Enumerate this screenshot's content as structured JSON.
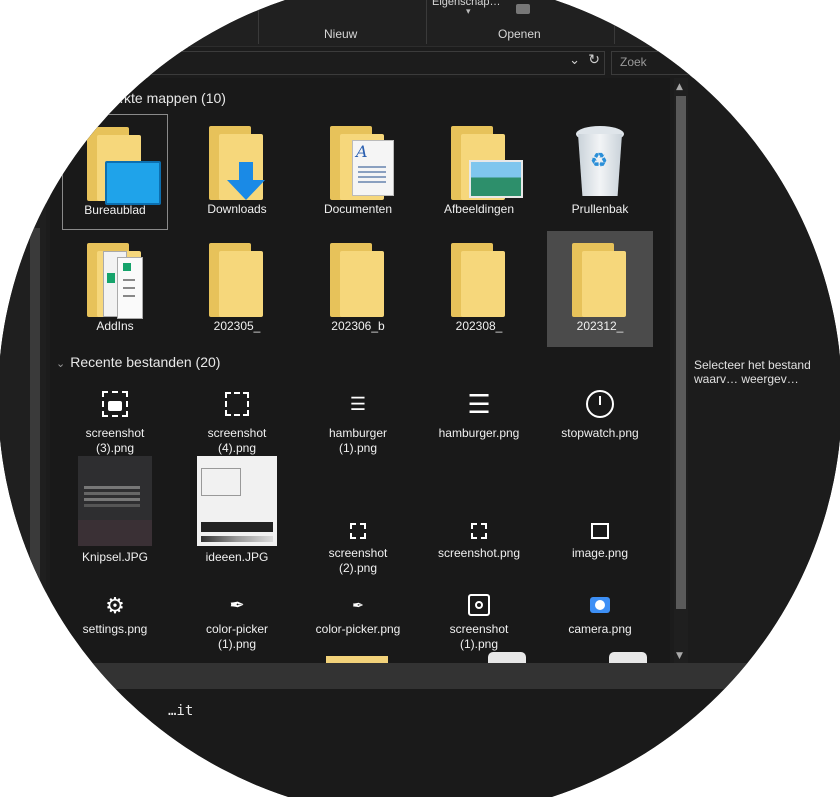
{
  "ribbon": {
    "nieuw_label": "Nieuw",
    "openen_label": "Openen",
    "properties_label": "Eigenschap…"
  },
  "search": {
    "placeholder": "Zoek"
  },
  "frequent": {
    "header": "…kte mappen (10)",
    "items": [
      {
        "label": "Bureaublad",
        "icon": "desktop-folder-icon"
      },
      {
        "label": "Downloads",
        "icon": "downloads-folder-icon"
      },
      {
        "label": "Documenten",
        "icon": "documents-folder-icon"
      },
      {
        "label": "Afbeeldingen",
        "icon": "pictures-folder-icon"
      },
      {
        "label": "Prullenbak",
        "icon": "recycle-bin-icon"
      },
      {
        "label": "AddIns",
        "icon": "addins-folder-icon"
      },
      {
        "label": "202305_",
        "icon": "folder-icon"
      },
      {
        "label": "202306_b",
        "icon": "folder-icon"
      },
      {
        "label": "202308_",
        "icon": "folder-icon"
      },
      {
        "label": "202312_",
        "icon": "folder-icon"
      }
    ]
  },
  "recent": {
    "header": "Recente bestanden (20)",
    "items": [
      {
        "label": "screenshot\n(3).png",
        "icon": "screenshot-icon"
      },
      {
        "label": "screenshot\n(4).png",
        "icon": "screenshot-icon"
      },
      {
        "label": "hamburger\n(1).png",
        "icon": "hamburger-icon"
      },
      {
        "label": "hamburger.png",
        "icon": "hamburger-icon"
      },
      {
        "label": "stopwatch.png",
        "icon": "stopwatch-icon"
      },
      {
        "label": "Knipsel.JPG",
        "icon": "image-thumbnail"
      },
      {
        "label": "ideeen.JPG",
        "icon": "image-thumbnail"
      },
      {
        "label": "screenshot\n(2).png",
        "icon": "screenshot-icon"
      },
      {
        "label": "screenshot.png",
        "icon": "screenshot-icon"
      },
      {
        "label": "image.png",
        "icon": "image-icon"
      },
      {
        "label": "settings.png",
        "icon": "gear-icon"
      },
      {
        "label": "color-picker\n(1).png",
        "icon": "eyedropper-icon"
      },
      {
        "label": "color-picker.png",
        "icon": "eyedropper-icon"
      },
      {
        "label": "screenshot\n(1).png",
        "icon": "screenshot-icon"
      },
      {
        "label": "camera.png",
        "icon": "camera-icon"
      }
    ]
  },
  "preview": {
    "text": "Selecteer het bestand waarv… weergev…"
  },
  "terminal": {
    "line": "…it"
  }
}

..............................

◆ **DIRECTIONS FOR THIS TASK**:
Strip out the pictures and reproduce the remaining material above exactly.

◆ **EXPECTED OUTPUT**:
Enumerate this screenshot's content as structured JSON.
{
  "ribbon": {
    "nieuw_label": "Nieuw",
    "openen_label": "Openen",
    "properties_label": "Eigenschap…"
  },
  "search": {
    "placeholder": "Zoek"
  },
  "frequent": {
    "header": "…kte mappen (10)",
    "items": [
      {
        "label": "Bureaublad",
        "icon": "desktop-folder-icon"
      },
      {
        "label": "Downloads",
        "icon": "downloads-folder-icon"
      },
      {
        "label": "Documenten",
        "icon": "documents-folder-icon"
      },
      {
        "label": "Afbeeldingen",
        "icon": "pictures-folder-icon"
      },
      {
        "label": "Prullenbak",
        "icon": "recycle-bin-icon"
      },
      {
        "label": "AddIns",
        "icon": "addins-folder-icon"
      },
      {
        "label": "202305_",
        "icon": "folder-icon"
      },
      {
        "label": "202306_b",
        "icon": "folder-icon"
      },
      {
        "label": "202308_",
        "icon": "folder-icon"
      },
      {
        "label": "202312_",
        "icon": "folder-icon"
      }
    ]
  },
  "recent": {
    "header": "Recente bestanden (20)",
    "items": [
      {
        "label": "screenshot\n(3).png",
        "icon": "screenshot-icon"
      },
      {
        "label": "screenshot\n(4).png",
        "icon": "screenshot-icon"
      },
      {
        "label": "hamburger\n(1).png",
        "icon": "hamburger-icon"
      },
      {
        "label": "hamburger.png",
        "icon": "hamburger-icon"
      },
      {
        "label": "stopwatch.png",
        "icon": "stopwatch-icon"
      },
      {
        "label": "Knipsel.JPG",
        "icon": "image-thumbnail"
      },
      {
        "label": "ideeen.JPG",
        "icon": "image-thumbnail"
      },
      {
        "label": "screenshot\n(2).png",
        "icon": "screenshot-icon"
      },
      {
        "label": "screenshot.png",
        "icon": "screenshot-icon"
      },
      {
        "label": "image.png",
        "icon": "image-icon"
      },
      {
        "label": "settings.png",
        "icon": "gear-icon"
      },
      {
        "label": "color-picker\n(1).png",
        "icon": "eyedropper-icon"
      },
      {
        "label": "color-picker.png",
        "icon": "eyedropper-icon"
      },
      {
        "label": "screenshot\n(1).png",
        "icon": "screenshot-icon"
      },
      {
        "label": "camera.png",
        "icon": "camera-icon"
      }
    ]
  },
  "preview": {
    "text": "Selecteer het bestand waarv… weergev…"
  },
  "terminal": {
    "line": "…it"
  }
}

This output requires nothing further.